February 17, 2021 @ 10:00 am - 10:30 am

Diversification of effector-triggered immune responses in brassicaceous plants




The bacterial phytopathogen Pseudomonas syringae can infect a wide array of plants, including the model plant Arabidopsis thaliana and its agronomically important relatives in the Brassicaceae family. P. syringae possesses a type III secretion system, through which it injects type III secreted effectors (T3SEs) directly into plant cells, where they contribute to bacterial virulence. In response, plant nucleotide-binding leucine rich repeat proteins (NLRs) can recognize T3SEs and mount effector-triggered immunity (ETI). Our labs have developed the Pseudomonas syringae type III effector compendium (PsyTEC), a collection of over 500P. syringae T3SEs from across this diverse pathogen species, and used this collection to screen for ETI elicitors in A. thaliana. While we have gained a deeper understanding of the immune landscape at a species level, my proposed research will expand this exploration to the family level by investigating the prevalence of ETI in other members of Brassicaceae. Towards this goal, I will screen through the diversity of effectors in PsyTEC on two brassicaceous species, Brassica napus (canola) and Camelina sativa (false flax), to identify novel ETI responses. I will then determine whether the NLRs responsible for T3SE recognition in A. thalianaare conserved in B. napus and C. sativa. Finally, I will screen through ETI-eliciting T3SEs in several other important brassicaceous species to explore the patterns of ETI elicitation across the family.

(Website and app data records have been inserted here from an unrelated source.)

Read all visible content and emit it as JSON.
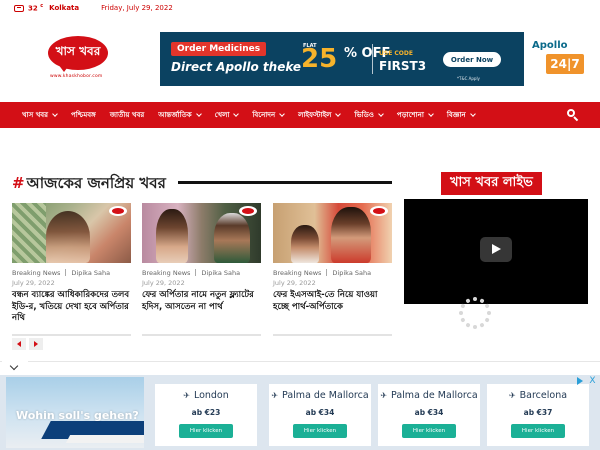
{
  "topbar": {
    "weather_icon": "cloud-icon",
    "temperature": "32",
    "temp_unit": "c",
    "city": "Kolkata",
    "date": "Friday, July 29, 2022"
  },
  "logo": {
    "text": "খাস খবর",
    "url": "www.khaskhobor.com"
  },
  "banner_ad": {
    "order_label": "Order Medicines",
    "tagline": "Direct Apollo theke",
    "flat_label": "FLAT",
    "discount": "25",
    "percent_off": "% OFF",
    "use_code_label": "USE CODE",
    "code": "FIRST3",
    "cta": "Order Now",
    "terms": "*T&C Apply",
    "brand": "Apollo",
    "brand_badge": "24|7"
  },
  "nav": {
    "items": [
      {
        "label": "খাস খবর",
        "dropdown": true
      },
      {
        "label": "পশ্চিমবঙ্গ",
        "dropdown": false
      },
      {
        "label": "জাতীয় খবর",
        "dropdown": false
      },
      {
        "label": "আন্তর্জাতিক",
        "dropdown": true
      },
      {
        "label": "খেলা",
        "dropdown": true
      },
      {
        "label": "বিনোদন",
        "dropdown": true
      },
      {
        "label": "লাইফস্টাইল",
        "dropdown": true
      },
      {
        "label": "ভিডিও",
        "dropdown": true
      },
      {
        "label": "পড়াশোনা",
        "dropdown": true
      },
      {
        "label": "বিজ্ঞান",
        "dropdown": true
      }
    ],
    "search_icon": "search-icon"
  },
  "section": {
    "title": "আজকের জনপ্রিয় খবর",
    "hash": "#"
  },
  "live": {
    "title": "খাস খবর লাইভ"
  },
  "articles": [
    {
      "category": "Breaking News",
      "author": "Dipika Saha",
      "date": "July 29, 2022",
      "headline": "বন্ধন ব্যাঙ্কের আধিকারিকদের তলব ইডি-র, খতিয়ে দেখা হবে অর্পিতার নথি"
    },
    {
      "category": "Breaking News",
      "author": "Dipika Saha",
      "date": "July 29, 2022",
      "headline": "ফের অর্পিতার নামে নতুন ফ্ল্যাটের হদিস, আসতেন না পার্থ"
    },
    {
      "category": "Breaking News",
      "author": "Dipika Saha",
      "date": "July 29, 2022",
      "headline": "ফের ইএসআই-তে নিয়ে যাওয়া হচ্ছে পার্থ-অর্পিতাকে"
    }
  ],
  "bottom_ad": {
    "question": "Wohin soll's gehen?",
    "destinations": [
      {
        "name": "London",
        "price": "ab €23",
        "cta": "Hier klicken"
      },
      {
        "name": "Palma de Mallorca",
        "price": "ab €34",
        "cta": "Hier klicken"
      },
      {
        "name": "Palma de Mallorca",
        "price": "ab €34",
        "cta": "Hier klicken"
      },
      {
        "name": "Barcelona",
        "price": "ab €37",
        "cta": "Hier klicken"
      }
    ],
    "close_label": "X"
  }
}
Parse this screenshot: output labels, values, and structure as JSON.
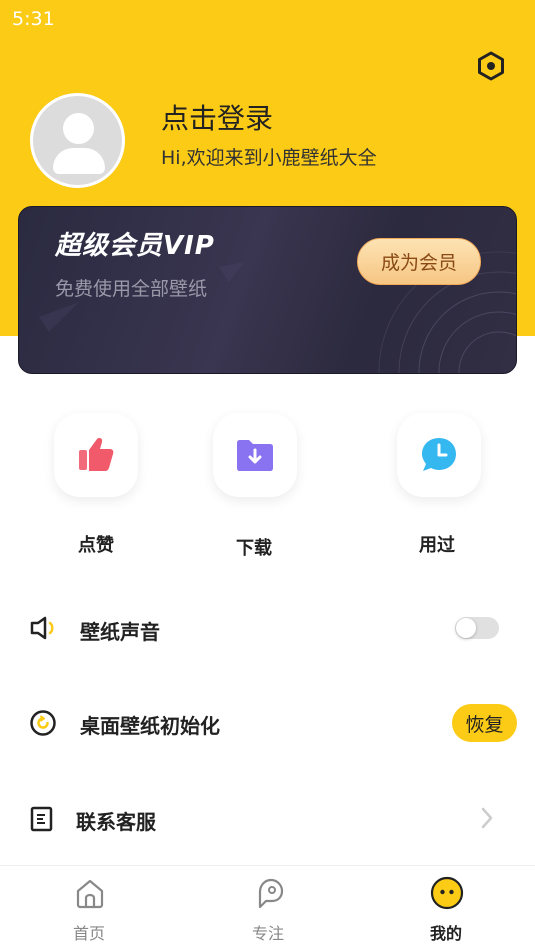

Identifying ETI responses in brassicaceous species will provide a resource that can be used to develop crop protection strategies against economically devastating pathogens.


Join Zoom Meeting

Wednesday, February 17th, 2021 @ 10:00 am

Meeting ID: 843 4798 7279

Host: David Guttman (david.guttman@utoronto.ca)


February 17, 2021
10:00 am - 10:30 am